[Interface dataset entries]
● ● ● ● ● ● ●
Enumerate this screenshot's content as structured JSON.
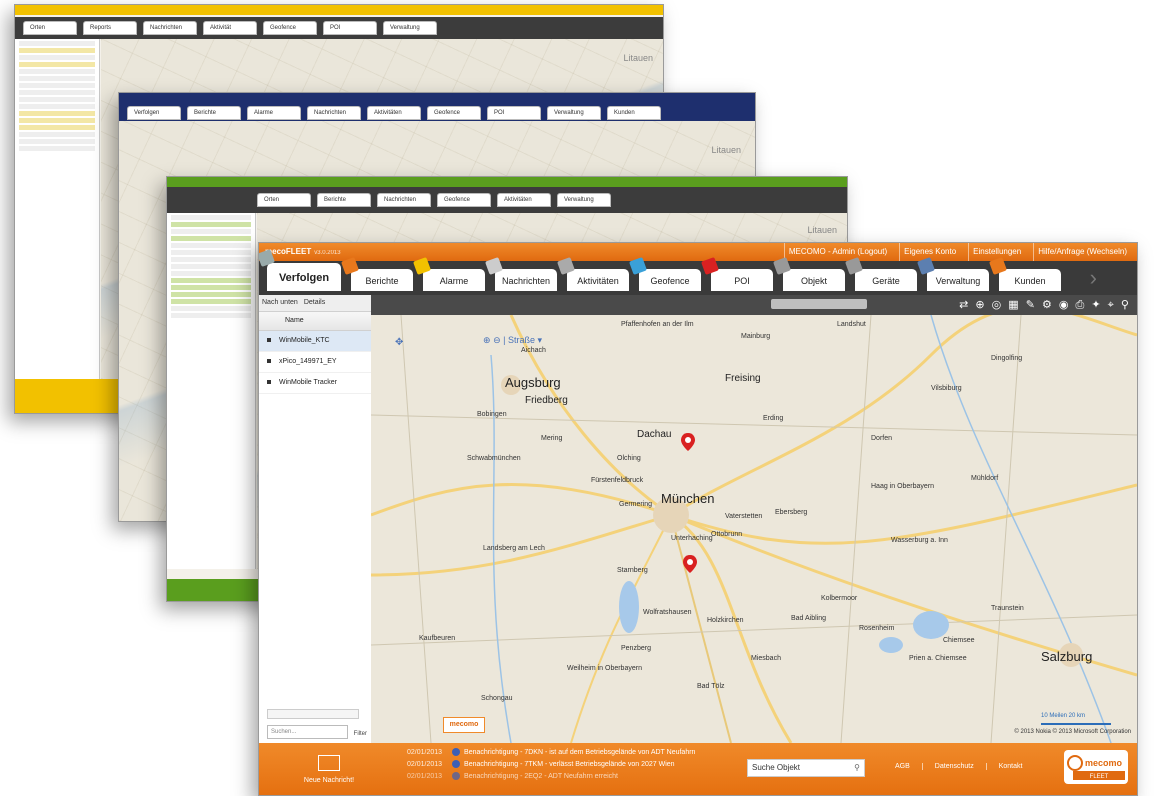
{
  "back_window_1": {
    "tabs": [
      "Orten",
      "Reports",
      "Nachrichten",
      "Aktivität",
      "Geofence",
      "POI",
      "Verwaltung"
    ],
    "map_label": "Litauen"
  },
  "back_window_2": {
    "tabs": [
      "Verfolgen",
      "Berichte",
      "Alarme",
      "Nachrichten",
      "Aktivitäten",
      "Geofence",
      "POI",
      "Verwaltung",
      "Kunden"
    ],
    "map_label": "Litauen"
  },
  "back_window_3": {
    "tabs": [
      "Orten",
      "Berichte",
      "Nachrichten",
      "Geofence",
      "Aktivitäten",
      "Verwaltung"
    ],
    "map_label": "Litauen"
  },
  "main": {
    "brand": "mecoFLEET",
    "version": "v3.0.2013",
    "top_links": [
      "MECOMO - Admin (Logout)",
      "Eigenes Konto",
      "Einstellungen",
      "Hilfe/Anfrage (Wechseln)"
    ],
    "tabs": [
      {
        "label": "Verfolgen",
        "icon": "pen-icon",
        "active": true
      },
      {
        "label": "Berichte",
        "icon": "report-icon"
      },
      {
        "label": "Alarme",
        "icon": "warning-icon"
      },
      {
        "label": "Nachrichten",
        "icon": "envelope-icon"
      },
      {
        "label": "Aktivitäten",
        "icon": "activity-icon"
      },
      {
        "label": "Geofence",
        "icon": "flag-icon"
      },
      {
        "label": "POI",
        "icon": "pin-icon"
      },
      {
        "label": "Objekt",
        "icon": "object-icon"
      },
      {
        "label": "Geräte",
        "icon": "device-icon"
      },
      {
        "label": "Verwaltung",
        "icon": "tools-icon"
      },
      {
        "label": "Kunden",
        "icon": "person-icon"
      }
    ],
    "sidebar": {
      "toolbar": [
        "Nach unten",
        "Details"
      ],
      "column_header": "Name",
      "items": [
        "WinMobile_KTC",
        "xPico_149971_EY",
        "WinMobile Tracker"
      ],
      "search_placeholder": "Suchen...",
      "filter_label": "Filter"
    },
    "map": {
      "layer_label": "Straße",
      "places": {
        "augsburg": "Augsburg",
        "muenchen": "München",
        "friedberg": "Friedberg",
        "dachau": "Dachau",
        "freising": "Freising",
        "erding": "Erding",
        "salzburg": "Salzburg",
        "rosenheim": "Rosenheim",
        "starnberg": "Starnberg",
        "landsberg": "Landsberg am Lech",
        "wolfratshausen": "Wolfratshausen",
        "holzkirchen": "Holzkirchen",
        "ebersberg": "Ebersberg",
        "vaterstetten": "Vaterstetten",
        "germering": "Germering",
        "fuerstenfeldbruck": "Fürstenfeldbruck",
        "pfaffenhofen": "Pfaffenhofen an der Ilm",
        "landshut": "Landshut",
        "mainburg": "Mainburg",
        "aichach": "Aichach",
        "kaufbeuren": "Kaufbeuren",
        "weilheim": "Weilheim in Oberbayern",
        "bad_toelz": "Bad Tölz",
        "traunstein": "Traunstein",
        "wasserburg": "Wasserburg a. Inn",
        "muehldorf": "Mühldorf",
        "dingolfing": "Dingolfing",
        "vilsbiburg": "Vilsbiburg",
        "dorfen": "Dorfen",
        "haag": "Haag in Oberbayern",
        "prien": "Prien a. Chiemsee",
        "chiemsee": "Chiemsee",
        "kolbermoor": "Kolbermoor",
        "bad_aibling": "Bad Aibling",
        "miesbach": "Miesbach",
        "penzberg": "Penzberg",
        "schongau": "Schongau",
        "bobingen": "Bobingen",
        "schwabmuenchen": "Schwabmünchen",
        "mering": "Mering",
        "olching": "Olching",
        "unterhaching": "Unterhaching",
        "ottobrunn": "Ottobrunn"
      },
      "copyright": "© 2013 Nokia  © 2013 Microsoft Corporation",
      "scale": "10 Meilen  20 km",
      "brand_mark": "mecomo"
    },
    "footer": {
      "new_message": "Neue Nachricht!",
      "notifications": [
        {
          "date": "02/01/2013",
          "text": "Benachrichtigung - 7DKN - ist auf dem Betriebsgelände von ADT Neufahrn"
        },
        {
          "date": "02/01/2013",
          "text": "Benachrichtigung - 7TKM - verlässt Betriebsgelände von 2027 Wien"
        },
        {
          "date": "02/01/2013",
          "text": "Benachrichtigung - 2EQ2 - ADT Neufahrn erreicht"
        }
      ],
      "search_placeholder": "Suche Objekt",
      "links": [
        "AGB",
        "Datenschutz",
        "Kontakt"
      ],
      "logo_top": "mecomo",
      "logo_bottom": "FLEET"
    }
  },
  "colors": {
    "orange": "#E8781C",
    "yellow": "#F2C100",
    "navy": "#1E2F6E",
    "green": "#5A9E1E",
    "pin_red": "#D92121"
  }
}
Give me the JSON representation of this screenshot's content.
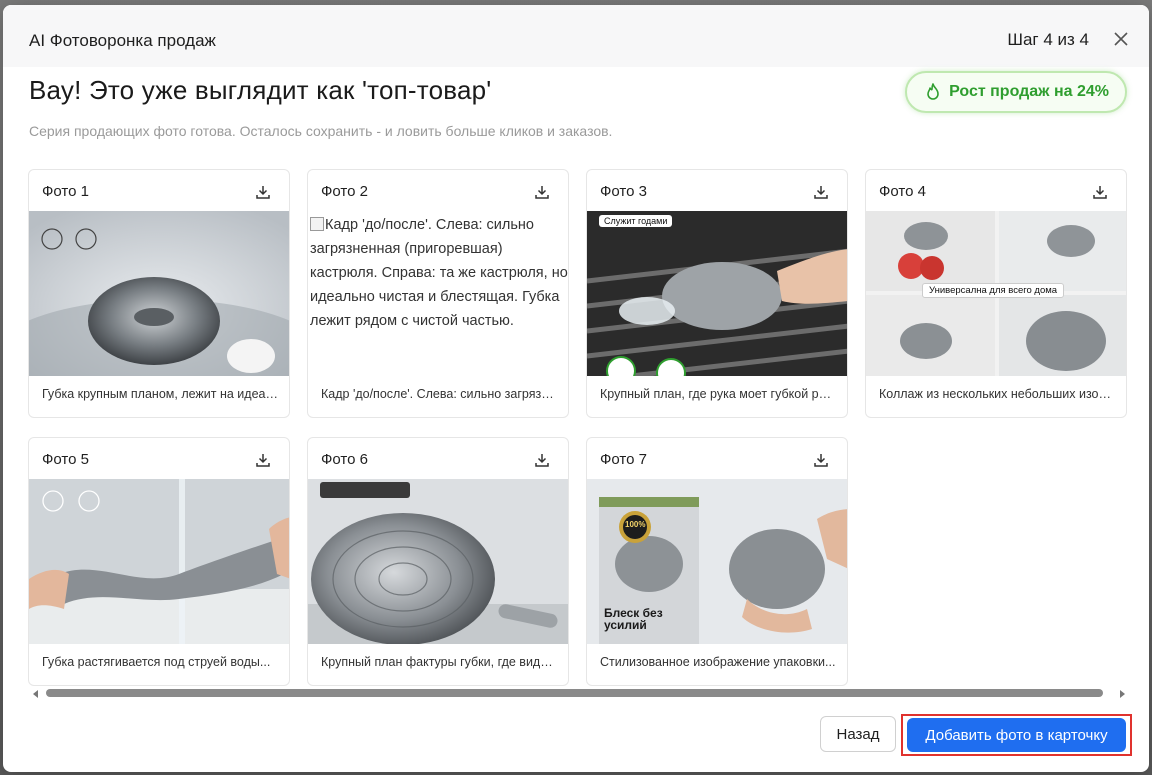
{
  "header": {
    "title": "AI Фотоворонка продаж",
    "step": "Шаг 4 из 4",
    "close_icon": "close-icon"
  },
  "main": {
    "headline": "Вау! Это уже выглядит как 'топ-товар'",
    "subline": "Серия продающих фото готова. Осталось сохранить - и ловить больше кликов и заказов.",
    "badge": {
      "text": "Рост продаж на 24%",
      "icon": "flame-icon",
      "color": "#2f9e2f"
    }
  },
  "photos": [
    {
      "title": "Фото 1",
      "caption": "Губка крупным планом, лежит на идеально чистой поверхности...",
      "overlay": ""
    },
    {
      "title": "Фото 2",
      "caption": "Кадр 'до/после'. Слева: сильно загрязненная (пригоревшая) кастрюля...",
      "alt": "Кадр 'до/после'. Слева: сильно загрязненная (пригоревшая) кастрюля. Справа: та же кастрюля, но идеально чистая и блестящая. Губка лежит рядом с чистой частью."
    },
    {
      "title": "Фото 3",
      "caption": "Крупный план, где рука моет губкой решетку гриля...",
      "overlay": "Служит годами"
    },
    {
      "title": "Фото 4",
      "caption": "Коллаж из нескольких небольших изображений...",
      "overlay": "Универсална для всего дома"
    },
    {
      "title": "Фото 5",
      "caption": "Губка растягивается под струей воды...",
      "overlay": ""
    },
    {
      "title": "Фото 6",
      "caption": "Крупный план фактуры губки, где видна...",
      "overlay": ""
    },
    {
      "title": "Фото 7",
      "caption": "Стилизованное изображение упаковки...",
      "overlay": "Блеск без усилий",
      "seal": "100%"
    }
  ],
  "footer": {
    "back_label": "Назад",
    "add_label": "Добавить фото в карточку"
  },
  "colors": {
    "accent": "#1f6ef0",
    "highlight_border": "#e0322e",
    "badge_green": "#2f9e2f"
  }
}
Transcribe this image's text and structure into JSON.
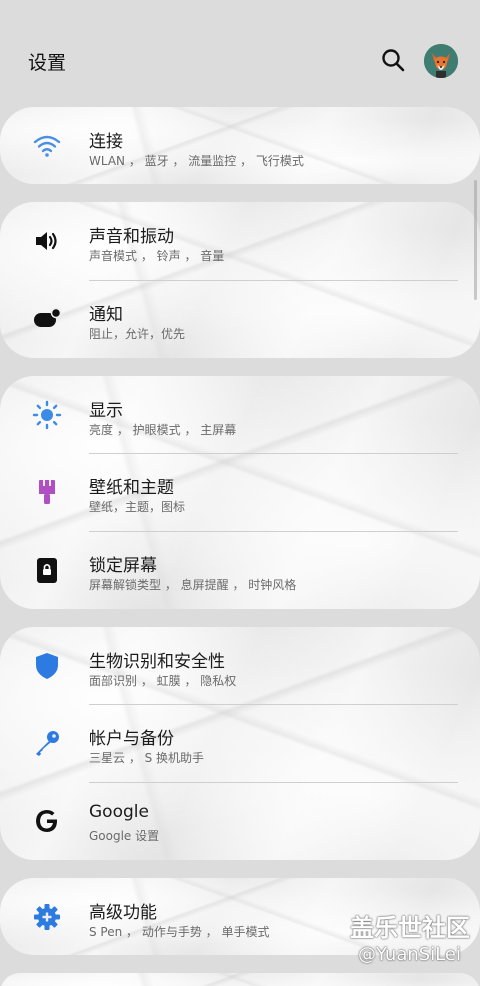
{
  "header": {
    "title": "设置",
    "search_icon": "search-icon",
    "avatar_icon": "fox-avatar"
  },
  "colors": {
    "wifi": "#4a90e2",
    "sound": "#111111",
    "notify": "#111111",
    "display": "#3c8be6",
    "wallpaper": "#b04ec4",
    "lock": "#111111",
    "biometric": "#2d7be0",
    "account": "#2d7be0",
    "google": "#111111",
    "advanced": "#2d7be0"
  },
  "groups": [
    {
      "items": [
        {
          "title": "连接",
          "subtitle": "WLAN ， 蓝牙 ， 流量监控 ， 飞行模式",
          "icon": "wifi-icon"
        }
      ]
    },
    {
      "items": [
        {
          "title": "声音和振动",
          "subtitle": "声音模式 ， 铃声 ， 音量",
          "icon": "speaker-icon"
        },
        {
          "title": "通知",
          "subtitle": "阻止，允许，优先",
          "icon": "notification-icon"
        }
      ]
    },
    {
      "items": [
        {
          "title": "显示",
          "subtitle": "亮度 ， 护眼模式 ， 主屏幕",
          "icon": "brightness-icon"
        },
        {
          "title": "壁纸和主题",
          "subtitle": "壁纸，主题，图标",
          "icon": "brush-icon"
        },
        {
          "title": "锁定屏幕",
          "subtitle": "屏幕解锁类型 ， 息屏提醒 ， 时钟风格",
          "icon": "lock-icon"
        }
      ]
    },
    {
      "items": [
        {
          "title": "生物识别和安全性",
          "subtitle": "面部识别 ， 虹膜 ， 隐私权",
          "icon": "shield-icon"
        },
        {
          "title": "帐户与备份",
          "subtitle": "三星云 ， S 换机助手",
          "icon": "key-icon"
        },
        {
          "title": "Google",
          "subtitle": "Google 设置",
          "icon": "google-icon"
        }
      ]
    },
    {
      "items": [
        {
          "title": "高级功能",
          "subtitle": "S Pen ， 动作与手势 ， 单手模式",
          "icon": "gear-plus-icon"
        }
      ]
    }
  ],
  "watermark": {
    "line1": "盖乐世社区",
    "line2": "@YuanSiLei"
  }
}
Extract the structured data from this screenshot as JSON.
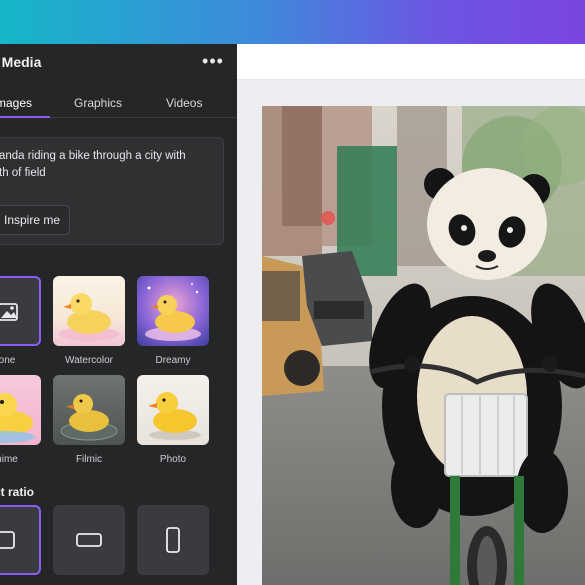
{
  "panel": {
    "title": "c Media",
    "more": "•••",
    "tabs": [
      {
        "label": "mages",
        "active": true
      },
      {
        "label": "Graphics",
        "active": false
      },
      {
        "label": "Videos",
        "active": false
      }
    ],
    "prompt": "anda riding a bike through a city with\nth of field",
    "inspire_button": "Inspire me",
    "styles_label": "s",
    "styles": [
      {
        "label": "one",
        "icon": "image-icon",
        "selected": true
      },
      {
        "label": "Watercolor",
        "selected": false
      },
      {
        "label": "Dreamy",
        "selected": false
      },
      {
        "label": "nime",
        "selected": false
      },
      {
        "label": "Filmic",
        "selected": false
      },
      {
        "label": "Photo",
        "selected": false
      }
    ],
    "aspect_label": "ct ratio",
    "aspect_ratios": [
      {
        "name": "square",
        "selected": true
      },
      {
        "name": "landscape",
        "selected": false
      },
      {
        "name": "portrait",
        "selected": false
      }
    ]
  },
  "colors": {
    "accent": "#8b5cf6",
    "panel_bg": "#252627",
    "topbar_start": "#16b6c9",
    "topbar_end": "#7a45e0"
  },
  "canvas": {
    "image": "panda-on-bicycle-photo"
  }
}
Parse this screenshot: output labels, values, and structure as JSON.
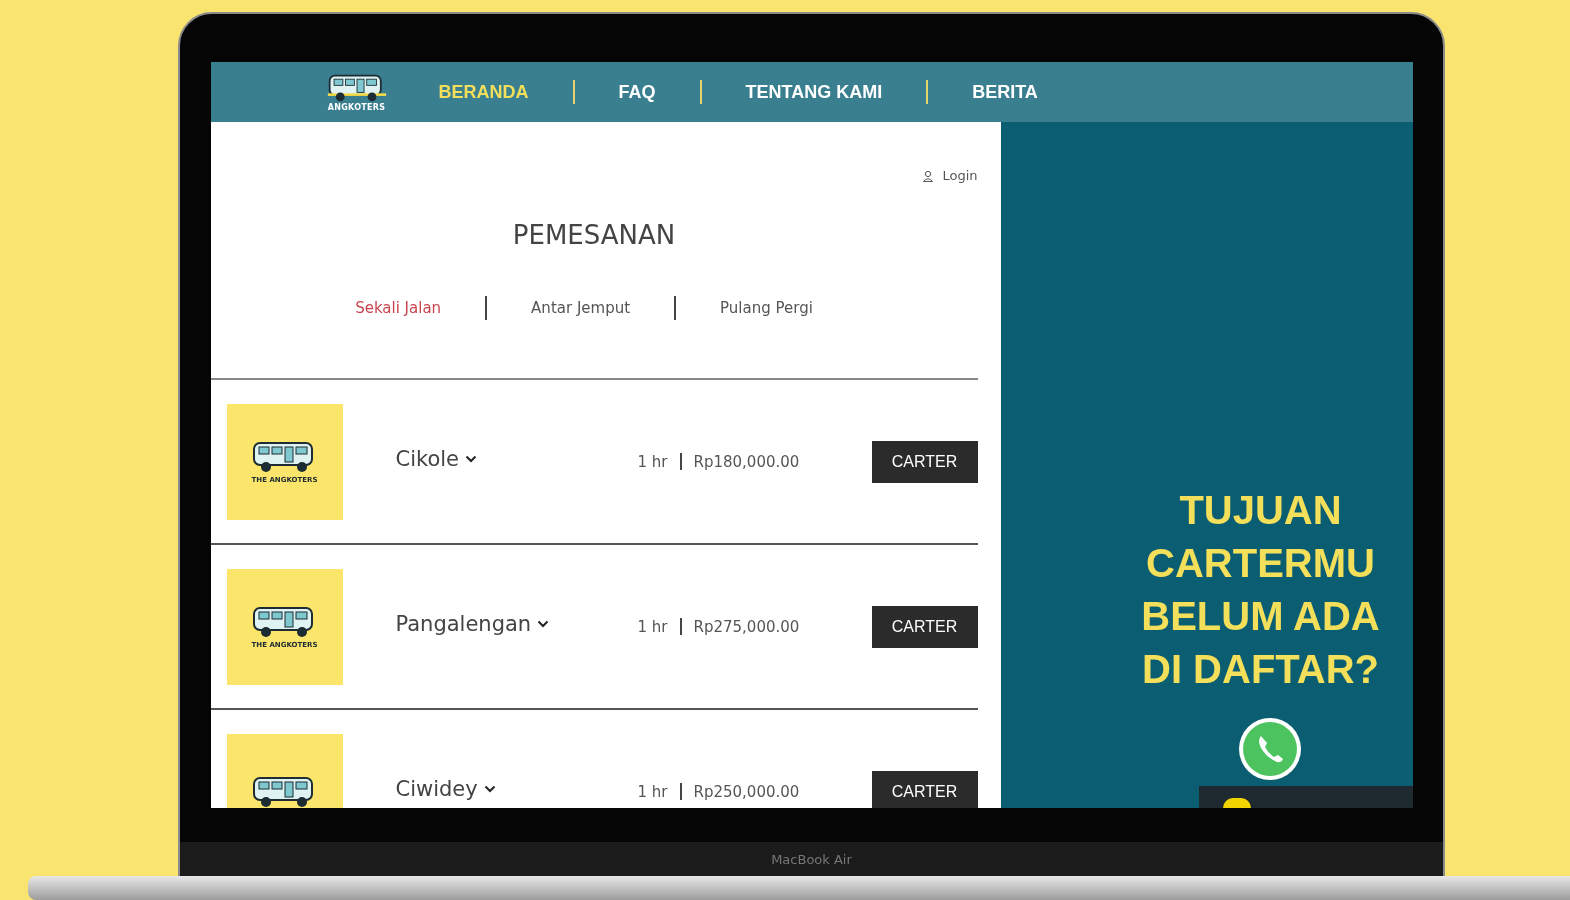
{
  "header": {
    "logo_text": "ANGKOTERS",
    "nav": [
      {
        "label": "BERANDA",
        "selected": true
      },
      {
        "label": "FAQ",
        "selected": false
      },
      {
        "label": "TENTANG KAMI",
        "selected": false
      },
      {
        "label": "BERITA",
        "selected": false
      }
    ]
  },
  "login": "Login",
  "title": "PEMESANAN",
  "trip_tabs": [
    {
      "label": "Sekali Jalan",
      "selected": true
    },
    {
      "label": "Antar Jemput",
      "selected": false
    },
    {
      "label": "Pulang Pergi",
      "selected": false
    }
  ],
  "routes": [
    {
      "logo_text": "THE ANGKOTERS",
      "destination": "Cikole",
      "duration": "1 hr",
      "price": "Rp180,000.00",
      "button": "CARTER"
    },
    {
      "logo_text": "THE ANGKOTERS",
      "destination": "Pangalengan",
      "duration": "1 hr",
      "price": "Rp275,000.00",
      "button": "CARTER"
    },
    {
      "destination": "Ciwidey",
      "duration": "1 hr",
      "price": "Rp250,000.00",
      "button": "CARTER"
    }
  ],
  "promo": {
    "heading_lines": [
      "TUJUAN",
      "CARTERMU",
      "BELUM ADA",
      "DI DAFTAR?"
    ]
  },
  "device_label": "MacBook Air"
}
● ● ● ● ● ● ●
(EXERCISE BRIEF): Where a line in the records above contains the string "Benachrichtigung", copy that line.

(SOLVED PROBLEM):
          "text": "Benachrichtigung - 7DKN - ist auf dem Betriebsgelände von ADT Neufahrn"
          "text": "Benachrichtigung - 7TKM - verlässt Betriebsgelände von 2027 Wien"
          "text": "Benachrichtigung - 2EQ2 - ADT Neufahrn erreicht"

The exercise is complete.